At most churches, caring congregation members can easily find a list of the church's prayer requests.  If we're going to be honest, there is a problem with most of our lists.  Most (granted, not all) prayers submitted for addition to these lists are viewed as the result of something that "happened" to someone, seemingly taking the responsibility off of the person being prayed for or there is no association of wrong doing with what "happened".  While we pray for things like John's broken wrist (which I'm not saying is bad), our prayer lists are usually ignoring the issues in people's lives that drastically, immediately, and sometimes eternally effect their soul's well-being.

The reason?  In all the churches I have ever been a part of we have a difficult time seeking counsel and help for problems that carry social stigmas with them.  I'm not saying there's not a right time and place for confessing sins or asking for prayer for bad situations.  I don't even think its necessarily a bad thing that churches have a public and a private list of prayer requests.  The issue I have is that a consistent line is drawn between the types of problems put on our lists.

Maybe we have this idea that there is an unspoken rule for public prayer request lists in churches.  But as the church should pray for John's blood pressure, shouldn't we also be praying for Susan's anger issues?  Or what about Bob's depression and loneliness because of his broken marriage and relationship with his kids?  And what about Tony's (I am having trouble making up random generic names here) problems with finances caused by reckless spending and poor credit card use?

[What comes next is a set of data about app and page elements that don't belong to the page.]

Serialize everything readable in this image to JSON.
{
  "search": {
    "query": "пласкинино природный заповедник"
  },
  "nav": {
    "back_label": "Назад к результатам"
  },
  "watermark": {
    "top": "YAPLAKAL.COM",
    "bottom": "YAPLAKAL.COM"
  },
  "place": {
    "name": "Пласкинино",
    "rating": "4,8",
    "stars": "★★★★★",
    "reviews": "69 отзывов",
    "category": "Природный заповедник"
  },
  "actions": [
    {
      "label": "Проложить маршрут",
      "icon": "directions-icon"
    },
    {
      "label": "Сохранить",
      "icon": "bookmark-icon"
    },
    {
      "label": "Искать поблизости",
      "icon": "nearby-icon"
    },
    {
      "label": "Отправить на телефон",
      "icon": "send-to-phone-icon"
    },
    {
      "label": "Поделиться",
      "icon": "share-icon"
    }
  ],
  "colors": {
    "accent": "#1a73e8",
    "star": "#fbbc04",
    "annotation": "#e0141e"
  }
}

Granted, I fully understand, as did Wesley, that one's physical well being directly effects their spiritual well-being.  But it would seem, to me at least, that issues such as these that can painstakingly effect our relationships with God, are just as important for the church at large to be fervently praying (James 5.17) for - if not possibly more important - as one's spiritual well-being is, in the end, what God is concerned with.  If we only pray for the things in each other's lives that carry no weight of responsibility, we run the serious risk of Jesus labeling us "hypocrite".  Our attempts to hide our deepest struggles behind our "Sunday Best" can only result in anxiety, pride, and in the end, shallowness of faith.

To many like myself, when churches approach prayer in this manner, it comes across as inauthentic or not genuine.  And the larger problem for churches here is that, personally, I believe a lack of genuineness is one of the main reasons that drives Jesus seekers in my generation out of the church because we crave authentic relationships and community working together for the purposes of God's Kingdom.  If we honestly can't find that in the local church, I hope that the Spirit will help us to find it elsewhere.

This is just the beginning of my problems with prayer.  I'll post more issues I have later.  In the meantime though, I hope we keep praying for people on our church's prayer request lists, and we take more time to thank the people who spend time putting these lists together for our congregations.  And, yes, I will keep praying.